--- Instructions for the task ---
The whole listing is to be repeated exactly. Add nothing.

--- Data excerpts ---
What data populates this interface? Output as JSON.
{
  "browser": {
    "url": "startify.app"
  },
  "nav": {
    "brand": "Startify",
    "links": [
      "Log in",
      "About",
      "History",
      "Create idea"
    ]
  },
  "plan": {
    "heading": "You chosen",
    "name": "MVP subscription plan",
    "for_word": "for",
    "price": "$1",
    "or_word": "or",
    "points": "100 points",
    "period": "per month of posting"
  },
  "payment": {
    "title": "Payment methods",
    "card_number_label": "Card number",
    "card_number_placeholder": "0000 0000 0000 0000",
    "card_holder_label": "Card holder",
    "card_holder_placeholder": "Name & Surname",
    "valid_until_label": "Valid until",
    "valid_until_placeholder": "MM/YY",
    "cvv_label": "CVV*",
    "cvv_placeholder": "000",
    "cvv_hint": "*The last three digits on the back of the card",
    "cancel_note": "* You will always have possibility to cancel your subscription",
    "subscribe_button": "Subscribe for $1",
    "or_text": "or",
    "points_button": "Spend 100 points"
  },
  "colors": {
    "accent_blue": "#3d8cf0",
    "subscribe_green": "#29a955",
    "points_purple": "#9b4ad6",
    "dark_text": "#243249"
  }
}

--- Exercise solution ---
What data populates this interface? Output as JSON.
{
  "browser": {
    "url": "startify.app"
  },
  "nav": {
    "brand": "Startify",
    "links": [
      "Log in",
      "About",
      "History",
      "Create idea"
    ]
  },
  "plan": {
    "heading": "You chosen",
    "name": "MVP subscription plan",
    "for_word": "for",
    "price": "$1",
    "or_word": "or",
    "points": "100 points",
    "period": "per month of posting"
  },
  "payment": {
    "title": "Payment methods",
    "card_number_label": "Card number",
    "card_number_placeholder": "0000 0000 0000 0000",
    "card_holder_label": "Card holder",
    "card_holder_placeholder": "Name & Surname",
    "valid_until_label": "Valid until",
    "valid_until_placeholder": "MM/YY",
    "cvv_label": "CVV*",
    "cvv_placeholder": "000",
    "cvv_hint": "*The last three digits on the back of the card",
    "cancel_note": "* You will always have possibility to cancel your subscription",
    "subscribe_button": "Subscribe for $1",
    "or_text": "or",
    "points_button": "Spend 100 points"
  },
  "colors": {
    "accent_blue": "#3d8cf0",
    "subscribe_green": "#29a955",
    "points_purple": "#9b4ad6",
    "dark_text": "#243249"
  }
}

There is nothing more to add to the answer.